There are many choices available to musicians when considering fingerboards. You will find plenty of lively debate on tonewoods that is fun to read but here we will cover the more practical aspects of guitar fingerboard selection.

Aesthethics might guide you to prefer light coloured maple, which traditionnally has been associated with vintage bolt-on guitars. Darker woods like rosewood or ebony are more often associated with many setneck designs and mahogany necks. Maple could show dirt and wear so is mostly lacquered to preserve it. This does give it a different feel but works well.

Some of the traditional darker woods are nowadays subject to restrictions due to environmental concerns. Suppliers have shifted their attention to those areas of the world that have a traceable ethical wood supply, offering alternative species as well as “manufactured” woods such as which offers Ebony and Rosewood alternatives, with grain and pattern making it hard to distinguish from the real deal.

Vintage Guitars are something than many aspire too, but are hard to find. But you may have a Hucke Guitar with a 50 year old fingerboard! How is this possible you ask? We still have hundreds of old Indian Rosewood fingerboards in stock. The story of how we got them covers over half a century of British Guitar history and in that period covers the 60’s Burns, the 80’s SynthAxe digital guitar, and eventually JJ Hucke in the 90’s right up to present day Hucke Guitars.

and this is how it went….

One of the most successful English companies of the pioneering days of rock music was Burns Guitars, closely associated with Hank Marvin and the Shadows. Burns Guitars ruled British guitar music for a time. However once the British market opened up to more American imports and wider competition, the company had to undergo some changes and ended up
selling many of it’s assets. One of the individuals who had purchased original Burns equipment was Mal Chapman, who among other things acquired thousands of Burns 60’s fingerboards blanks.

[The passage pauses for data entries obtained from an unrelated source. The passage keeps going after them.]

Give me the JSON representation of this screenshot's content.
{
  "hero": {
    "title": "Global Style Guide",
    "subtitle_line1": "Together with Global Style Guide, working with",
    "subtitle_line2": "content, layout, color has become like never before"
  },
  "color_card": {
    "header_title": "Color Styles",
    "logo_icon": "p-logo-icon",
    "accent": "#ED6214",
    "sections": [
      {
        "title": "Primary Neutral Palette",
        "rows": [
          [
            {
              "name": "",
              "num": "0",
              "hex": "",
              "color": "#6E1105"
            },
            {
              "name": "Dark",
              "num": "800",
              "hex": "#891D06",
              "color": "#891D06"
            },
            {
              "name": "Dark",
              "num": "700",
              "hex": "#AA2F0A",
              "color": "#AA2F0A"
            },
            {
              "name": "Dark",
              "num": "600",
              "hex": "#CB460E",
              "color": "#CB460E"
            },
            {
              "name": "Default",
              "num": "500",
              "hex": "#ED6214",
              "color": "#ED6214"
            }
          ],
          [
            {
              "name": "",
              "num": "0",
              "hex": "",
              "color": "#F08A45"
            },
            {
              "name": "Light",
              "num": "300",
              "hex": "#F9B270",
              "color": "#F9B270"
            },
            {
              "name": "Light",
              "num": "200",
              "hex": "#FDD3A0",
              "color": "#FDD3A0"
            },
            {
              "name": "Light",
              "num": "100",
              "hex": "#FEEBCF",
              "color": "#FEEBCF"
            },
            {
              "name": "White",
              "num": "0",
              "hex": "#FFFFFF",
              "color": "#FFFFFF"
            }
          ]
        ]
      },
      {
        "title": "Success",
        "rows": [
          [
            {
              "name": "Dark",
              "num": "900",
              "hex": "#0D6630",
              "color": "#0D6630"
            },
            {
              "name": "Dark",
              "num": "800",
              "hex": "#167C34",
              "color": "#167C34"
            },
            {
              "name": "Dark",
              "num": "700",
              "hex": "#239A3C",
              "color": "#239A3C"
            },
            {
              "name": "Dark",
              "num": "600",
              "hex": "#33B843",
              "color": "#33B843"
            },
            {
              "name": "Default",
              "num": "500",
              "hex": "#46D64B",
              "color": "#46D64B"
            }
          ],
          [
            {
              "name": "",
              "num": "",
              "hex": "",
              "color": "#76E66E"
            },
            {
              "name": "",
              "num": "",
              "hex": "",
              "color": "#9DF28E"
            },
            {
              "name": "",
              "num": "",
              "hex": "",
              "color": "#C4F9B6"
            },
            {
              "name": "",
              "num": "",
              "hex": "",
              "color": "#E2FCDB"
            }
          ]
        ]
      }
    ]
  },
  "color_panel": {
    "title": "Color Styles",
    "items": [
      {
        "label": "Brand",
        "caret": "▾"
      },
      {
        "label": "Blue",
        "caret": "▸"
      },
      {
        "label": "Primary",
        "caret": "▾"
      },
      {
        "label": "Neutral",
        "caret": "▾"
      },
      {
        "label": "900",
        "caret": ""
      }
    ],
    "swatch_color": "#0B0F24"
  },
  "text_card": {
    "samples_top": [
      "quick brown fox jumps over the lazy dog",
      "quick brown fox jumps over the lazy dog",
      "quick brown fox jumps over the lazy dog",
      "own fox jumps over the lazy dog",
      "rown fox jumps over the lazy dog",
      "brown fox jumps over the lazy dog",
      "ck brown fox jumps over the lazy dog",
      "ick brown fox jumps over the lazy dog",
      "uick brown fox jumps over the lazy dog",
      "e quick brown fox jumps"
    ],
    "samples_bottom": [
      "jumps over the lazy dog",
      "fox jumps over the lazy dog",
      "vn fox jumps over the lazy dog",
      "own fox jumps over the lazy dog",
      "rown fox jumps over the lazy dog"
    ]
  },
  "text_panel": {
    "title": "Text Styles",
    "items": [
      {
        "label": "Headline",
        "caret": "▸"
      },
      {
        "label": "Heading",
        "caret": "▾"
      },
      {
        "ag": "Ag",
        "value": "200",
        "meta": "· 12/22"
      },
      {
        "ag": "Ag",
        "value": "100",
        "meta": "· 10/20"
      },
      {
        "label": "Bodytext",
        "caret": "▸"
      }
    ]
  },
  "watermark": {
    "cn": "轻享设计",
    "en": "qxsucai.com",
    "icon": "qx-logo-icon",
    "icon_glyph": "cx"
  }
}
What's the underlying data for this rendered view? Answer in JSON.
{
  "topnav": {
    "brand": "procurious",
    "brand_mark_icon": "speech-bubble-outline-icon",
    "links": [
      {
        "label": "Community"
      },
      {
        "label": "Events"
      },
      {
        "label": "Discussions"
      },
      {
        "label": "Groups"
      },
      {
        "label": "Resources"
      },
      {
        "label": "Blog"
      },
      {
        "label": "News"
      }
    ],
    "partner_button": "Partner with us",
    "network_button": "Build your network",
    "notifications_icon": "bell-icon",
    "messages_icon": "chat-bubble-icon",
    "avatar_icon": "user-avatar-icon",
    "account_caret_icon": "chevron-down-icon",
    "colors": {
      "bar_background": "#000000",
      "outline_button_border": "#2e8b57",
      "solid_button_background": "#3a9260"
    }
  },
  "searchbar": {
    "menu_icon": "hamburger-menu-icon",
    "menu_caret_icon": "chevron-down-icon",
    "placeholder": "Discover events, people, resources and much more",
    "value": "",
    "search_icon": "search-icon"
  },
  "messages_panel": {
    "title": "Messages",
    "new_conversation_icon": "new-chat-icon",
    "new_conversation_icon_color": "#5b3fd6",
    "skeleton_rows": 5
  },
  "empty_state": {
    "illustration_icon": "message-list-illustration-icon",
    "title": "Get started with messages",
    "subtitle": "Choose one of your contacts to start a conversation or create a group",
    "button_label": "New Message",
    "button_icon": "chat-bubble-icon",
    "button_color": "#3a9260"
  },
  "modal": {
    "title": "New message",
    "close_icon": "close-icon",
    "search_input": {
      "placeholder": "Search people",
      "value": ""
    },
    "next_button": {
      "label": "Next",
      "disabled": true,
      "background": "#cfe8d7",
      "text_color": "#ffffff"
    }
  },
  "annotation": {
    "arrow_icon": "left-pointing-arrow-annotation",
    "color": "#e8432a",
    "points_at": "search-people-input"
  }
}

Mal Chapman was a very enterprising individual, and as a talented guitarist and salesperson, got involved with SynthAxe in the later 80’s, the revolutionary Midi Guitar controller. A young German living in France came to London to buy some guitar spares for his growing side line of guitar “customisation“, and after witnessing a demo of the SynthAxe, orders a basic unit. This was a then still teenage Jens J Hucke, founder of Hucke Guitars. It was blamed for him not being able to afford to buy his first car till 10 years later….

When JJ Hucke Guitars were first shown at the London Guitarist Show in Wembley, Jens met with Andrew McKenzie who had launched the PalmBay range of guitars, which
shared some general styling cues with his own Antarctica model. Through Andrew, Jens also met with Barry Gibson, who was then producing the new Burns guitars in the same building as PalmBay. Music Shows in the UK, Frankfurt, and LA were often a joyous opportunity to catch up among competitors and friends.

At one of these shows
Jens was approached by Mal Chapman about some fingerboards and purchased a few. Mal was at the time selling small batches of the boards he had aquired from the original Burns factory to several individual small makers in the UK. In a random conversation Jens realised that Mal had been involved with SynthAxe, and they stayed in touch after that. Mal Chapman had started in the mean time a successful flight case and picture framing company trading as Reflections GR Cases. A few years later he swapped a couple of JJ Hucke guitars and cash for all the remaining fingerboards. Jens kept a few hundred of these boards for his personal reserve, and these are now used on some Hucke Guitars…. and this is how we can offer half a century old fingerboards.

Hucke Guitars and Jens J Hucke are not implying any association
with SynthAxe, PalmBay, GR Cases, Burns or any other company or
individual whose Trademark we fully acknowledge. Names are giving for
historical context only and do not suggest any endorsement or affiliation .